All the ways Kansas finds me

Well, I finally did it. As of the beginning of November, I have finally lived in one location for at least one year without changing addresses, towns, or states. Last November, I moved into 417 and as of this November, I still currently live there. (Although, ironically, I am writing this post from a hotel room in Weatherford, Oklahoma. Oh work).
Now, I've been in Kansas for awhile, but even then I left for Illinois and then moved back. Moreover, in Hesston alone I've lived in 4 different houses ( well, including the house I house sat for a month,  which I count because it is the closest thing I've ever had to experiencing living alone) This is kind of a big deal. I haven't been sleeping in one location since 2004, the year before I started making the treks between my parents' house in Illinois and Bluffton University.

Time is marching on and I am finally adult enough to have to lug from my stuff from one place to the next. 

This is a big deal for me. I have commitment issues when it comes to places and furniture. Or, at least, I used to.  Okay, yeah, maybe I am still working through some of that. (The other day my coworker asked me if I was interested in buying a house. AH! What? Me? Buy a house? in Kansas? or at all for that matter? That is just plain nuts). Still, I now own furniture that will not fit into my car. I have a garden. I feel the most settled I have maybe ever felt. It's a nice feeling. 

But it's in Kansas.

Who would've thought I would still be here. I came back in 2010 with no game plan, except to bake at a coffee shop for awhile, hang out with the Bakers, and see what happens.

Life is a little bit different now. I no longer work at coffee shop and my sister lives back in North Carolina. And I am still in Kansas.

I may not always enjoy my geological location, but I have to say that Kansas has found me in times when I needed her the most. 

I came to Kansas in the fall of 2010 pretty broken and disoriented after a hard year of service in South Africa. I was brokenhearted by the church, had graduated during the recession with an ambiguous degree and extremely lonely. I needed my sister. I needed something to keep me busy. (like making more cinnamon rolls that I could even count). I needed a break from church. I needed to be cared for.

And in every possible way, Kansas came through for me. I was well loved by the Bakers. (I spent many evenings on my sister's couch crying, laughing and/or eating popcorn). My connections at the coffee shop eventually lead to me greater work opportunities (and now I get to work for an organization to which I've always looked up). I was able to connect with an impromptu small group that helped me talk about faith struggles in a safe and loving community. And I met Levent, which has been the greatest adventure of them all thus far. 

I bash her. I call Kansas names, but deep down I know that I am truly grateful to be in the prairie for this season of my life. Even now, when it is so hard to be away from my sister that is hurts, I know this is a good place for me to be. It has been a good place for me to heal, for me to finally figure out what this adulthood thing is all about, and for me to grow in ways I never expected. 
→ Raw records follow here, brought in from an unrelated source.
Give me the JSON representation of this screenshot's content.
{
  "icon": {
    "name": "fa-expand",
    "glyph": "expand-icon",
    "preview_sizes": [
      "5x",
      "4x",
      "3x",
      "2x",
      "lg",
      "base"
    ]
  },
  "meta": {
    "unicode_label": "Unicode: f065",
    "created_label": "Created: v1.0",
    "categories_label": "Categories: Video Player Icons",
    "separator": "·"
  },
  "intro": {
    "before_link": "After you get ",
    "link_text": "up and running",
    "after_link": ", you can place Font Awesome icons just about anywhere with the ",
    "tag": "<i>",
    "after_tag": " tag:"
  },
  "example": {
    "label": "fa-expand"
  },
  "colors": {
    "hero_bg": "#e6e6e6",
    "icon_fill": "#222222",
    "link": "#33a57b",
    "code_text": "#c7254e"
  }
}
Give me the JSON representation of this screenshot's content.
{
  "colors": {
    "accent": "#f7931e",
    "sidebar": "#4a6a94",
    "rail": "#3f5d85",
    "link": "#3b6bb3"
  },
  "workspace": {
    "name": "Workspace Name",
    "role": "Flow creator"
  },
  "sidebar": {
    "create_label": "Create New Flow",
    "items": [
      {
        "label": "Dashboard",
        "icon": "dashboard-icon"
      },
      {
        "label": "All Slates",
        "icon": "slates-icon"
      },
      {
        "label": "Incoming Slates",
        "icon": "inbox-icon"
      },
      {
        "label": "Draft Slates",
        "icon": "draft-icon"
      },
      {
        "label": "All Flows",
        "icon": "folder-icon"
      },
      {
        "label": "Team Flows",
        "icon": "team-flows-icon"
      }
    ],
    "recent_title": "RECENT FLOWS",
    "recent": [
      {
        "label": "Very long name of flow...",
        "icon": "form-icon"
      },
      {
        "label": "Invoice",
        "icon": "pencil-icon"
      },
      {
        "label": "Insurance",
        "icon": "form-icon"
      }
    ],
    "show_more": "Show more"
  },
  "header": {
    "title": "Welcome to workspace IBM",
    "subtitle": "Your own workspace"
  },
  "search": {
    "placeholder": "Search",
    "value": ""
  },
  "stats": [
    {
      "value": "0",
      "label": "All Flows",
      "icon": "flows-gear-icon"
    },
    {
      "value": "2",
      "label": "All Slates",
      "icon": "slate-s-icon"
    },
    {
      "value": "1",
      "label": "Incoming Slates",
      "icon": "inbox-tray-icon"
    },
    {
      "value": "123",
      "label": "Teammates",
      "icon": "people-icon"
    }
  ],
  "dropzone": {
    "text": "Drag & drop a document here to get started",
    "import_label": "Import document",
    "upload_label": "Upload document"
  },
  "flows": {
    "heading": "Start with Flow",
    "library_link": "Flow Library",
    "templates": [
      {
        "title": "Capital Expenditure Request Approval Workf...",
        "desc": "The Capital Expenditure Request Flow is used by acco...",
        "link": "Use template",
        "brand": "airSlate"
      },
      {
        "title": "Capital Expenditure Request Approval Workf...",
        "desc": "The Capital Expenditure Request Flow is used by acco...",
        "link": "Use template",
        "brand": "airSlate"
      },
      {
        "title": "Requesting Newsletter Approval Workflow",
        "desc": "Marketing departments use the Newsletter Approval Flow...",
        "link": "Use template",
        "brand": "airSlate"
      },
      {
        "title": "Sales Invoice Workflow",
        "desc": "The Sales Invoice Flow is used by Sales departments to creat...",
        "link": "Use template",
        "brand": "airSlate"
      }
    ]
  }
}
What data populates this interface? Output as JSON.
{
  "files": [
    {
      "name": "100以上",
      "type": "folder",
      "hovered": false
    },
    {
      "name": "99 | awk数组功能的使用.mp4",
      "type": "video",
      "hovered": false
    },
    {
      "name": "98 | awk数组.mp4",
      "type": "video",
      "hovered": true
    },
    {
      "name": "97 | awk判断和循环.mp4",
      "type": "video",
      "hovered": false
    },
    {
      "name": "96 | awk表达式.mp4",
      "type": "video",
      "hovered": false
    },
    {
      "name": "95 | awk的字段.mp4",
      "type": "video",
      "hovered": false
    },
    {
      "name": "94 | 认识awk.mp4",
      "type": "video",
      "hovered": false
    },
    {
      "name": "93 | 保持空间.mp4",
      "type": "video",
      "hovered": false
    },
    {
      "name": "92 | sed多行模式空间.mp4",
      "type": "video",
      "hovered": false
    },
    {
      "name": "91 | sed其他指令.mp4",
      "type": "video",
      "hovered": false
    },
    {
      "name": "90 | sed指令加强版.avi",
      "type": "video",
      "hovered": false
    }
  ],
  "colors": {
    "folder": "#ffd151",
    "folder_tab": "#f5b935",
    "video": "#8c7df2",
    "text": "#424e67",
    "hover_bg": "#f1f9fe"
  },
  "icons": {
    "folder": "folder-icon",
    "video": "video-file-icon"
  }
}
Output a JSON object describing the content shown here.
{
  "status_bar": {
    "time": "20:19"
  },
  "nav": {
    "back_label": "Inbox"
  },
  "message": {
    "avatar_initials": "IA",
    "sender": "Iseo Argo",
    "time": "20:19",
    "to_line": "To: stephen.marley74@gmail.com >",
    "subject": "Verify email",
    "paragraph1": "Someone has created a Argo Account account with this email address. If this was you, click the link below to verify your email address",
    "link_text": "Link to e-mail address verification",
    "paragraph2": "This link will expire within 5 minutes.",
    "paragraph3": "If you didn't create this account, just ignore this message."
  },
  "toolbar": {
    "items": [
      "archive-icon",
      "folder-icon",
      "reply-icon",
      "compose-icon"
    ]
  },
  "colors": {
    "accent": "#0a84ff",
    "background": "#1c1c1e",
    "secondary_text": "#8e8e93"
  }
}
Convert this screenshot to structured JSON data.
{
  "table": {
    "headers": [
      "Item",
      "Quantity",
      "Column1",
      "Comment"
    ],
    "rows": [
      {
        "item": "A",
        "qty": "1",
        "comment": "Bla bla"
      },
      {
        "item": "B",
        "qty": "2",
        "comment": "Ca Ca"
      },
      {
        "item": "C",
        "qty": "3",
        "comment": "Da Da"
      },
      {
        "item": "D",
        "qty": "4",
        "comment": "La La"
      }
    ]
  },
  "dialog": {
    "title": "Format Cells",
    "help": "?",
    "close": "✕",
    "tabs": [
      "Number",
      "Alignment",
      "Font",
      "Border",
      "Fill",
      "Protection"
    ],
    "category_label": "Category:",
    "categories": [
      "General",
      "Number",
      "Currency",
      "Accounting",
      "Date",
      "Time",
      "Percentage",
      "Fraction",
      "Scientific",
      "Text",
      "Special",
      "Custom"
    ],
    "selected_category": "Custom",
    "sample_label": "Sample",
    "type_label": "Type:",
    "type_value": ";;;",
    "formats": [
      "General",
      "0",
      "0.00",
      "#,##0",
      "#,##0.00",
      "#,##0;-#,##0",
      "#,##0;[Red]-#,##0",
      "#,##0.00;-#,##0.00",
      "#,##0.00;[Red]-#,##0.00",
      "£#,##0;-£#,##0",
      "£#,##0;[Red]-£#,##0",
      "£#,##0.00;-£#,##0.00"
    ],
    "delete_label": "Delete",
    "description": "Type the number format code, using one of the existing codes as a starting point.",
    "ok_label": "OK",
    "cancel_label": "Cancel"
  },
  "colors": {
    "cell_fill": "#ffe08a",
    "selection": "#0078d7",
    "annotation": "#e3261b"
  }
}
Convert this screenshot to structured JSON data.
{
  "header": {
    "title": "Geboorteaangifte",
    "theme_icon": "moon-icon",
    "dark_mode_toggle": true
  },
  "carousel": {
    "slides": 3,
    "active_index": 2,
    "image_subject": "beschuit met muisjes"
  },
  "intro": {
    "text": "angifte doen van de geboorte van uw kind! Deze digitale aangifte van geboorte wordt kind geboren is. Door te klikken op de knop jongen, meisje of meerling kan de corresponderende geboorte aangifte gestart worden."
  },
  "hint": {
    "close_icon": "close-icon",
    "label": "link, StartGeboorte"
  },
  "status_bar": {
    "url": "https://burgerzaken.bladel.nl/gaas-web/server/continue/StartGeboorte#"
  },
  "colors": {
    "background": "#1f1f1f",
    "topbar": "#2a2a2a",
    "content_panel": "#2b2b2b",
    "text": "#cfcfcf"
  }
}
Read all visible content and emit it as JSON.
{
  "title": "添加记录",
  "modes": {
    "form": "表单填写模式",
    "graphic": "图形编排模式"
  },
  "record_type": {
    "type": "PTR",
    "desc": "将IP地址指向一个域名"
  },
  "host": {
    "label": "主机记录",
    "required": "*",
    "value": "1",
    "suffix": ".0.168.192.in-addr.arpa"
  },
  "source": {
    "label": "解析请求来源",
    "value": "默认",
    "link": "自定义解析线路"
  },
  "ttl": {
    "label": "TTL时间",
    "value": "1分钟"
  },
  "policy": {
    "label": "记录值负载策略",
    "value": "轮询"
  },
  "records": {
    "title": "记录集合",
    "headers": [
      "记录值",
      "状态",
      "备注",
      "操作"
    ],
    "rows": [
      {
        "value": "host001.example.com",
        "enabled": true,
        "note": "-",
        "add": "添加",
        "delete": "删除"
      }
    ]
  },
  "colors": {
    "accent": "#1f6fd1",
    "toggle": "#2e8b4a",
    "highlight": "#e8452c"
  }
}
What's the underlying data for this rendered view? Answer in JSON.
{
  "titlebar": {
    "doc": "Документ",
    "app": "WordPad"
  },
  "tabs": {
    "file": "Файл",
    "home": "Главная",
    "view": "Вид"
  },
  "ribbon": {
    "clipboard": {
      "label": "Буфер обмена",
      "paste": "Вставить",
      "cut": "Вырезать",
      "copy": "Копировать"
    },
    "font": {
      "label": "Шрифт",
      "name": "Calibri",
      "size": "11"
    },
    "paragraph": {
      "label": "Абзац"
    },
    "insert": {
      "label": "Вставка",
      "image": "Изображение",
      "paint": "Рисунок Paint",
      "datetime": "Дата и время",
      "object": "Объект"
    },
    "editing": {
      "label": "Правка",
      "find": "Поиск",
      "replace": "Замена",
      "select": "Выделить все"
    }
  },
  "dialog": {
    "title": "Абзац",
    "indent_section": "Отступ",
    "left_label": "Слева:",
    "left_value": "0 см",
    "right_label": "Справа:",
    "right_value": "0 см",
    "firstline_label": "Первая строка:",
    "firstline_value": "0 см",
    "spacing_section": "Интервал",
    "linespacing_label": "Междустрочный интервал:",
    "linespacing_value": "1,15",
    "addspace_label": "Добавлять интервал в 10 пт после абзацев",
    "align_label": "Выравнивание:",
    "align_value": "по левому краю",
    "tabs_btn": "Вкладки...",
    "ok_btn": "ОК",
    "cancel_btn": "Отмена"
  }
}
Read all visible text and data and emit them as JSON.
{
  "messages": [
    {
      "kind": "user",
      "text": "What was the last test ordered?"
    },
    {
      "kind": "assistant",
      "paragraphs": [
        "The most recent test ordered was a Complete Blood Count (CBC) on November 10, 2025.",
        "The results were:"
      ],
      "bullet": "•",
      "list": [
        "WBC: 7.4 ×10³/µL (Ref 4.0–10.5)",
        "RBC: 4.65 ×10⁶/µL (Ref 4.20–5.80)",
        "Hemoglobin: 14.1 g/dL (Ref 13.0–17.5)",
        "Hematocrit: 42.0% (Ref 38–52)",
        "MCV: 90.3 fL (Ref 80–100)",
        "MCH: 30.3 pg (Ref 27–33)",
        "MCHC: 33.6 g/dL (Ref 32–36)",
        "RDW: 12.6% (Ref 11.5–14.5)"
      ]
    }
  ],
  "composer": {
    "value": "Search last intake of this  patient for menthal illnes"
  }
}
And hey, the mild winter weather and the cheap cost of living isn't so bad either. So, for now, my suitcases remain contently unpacked.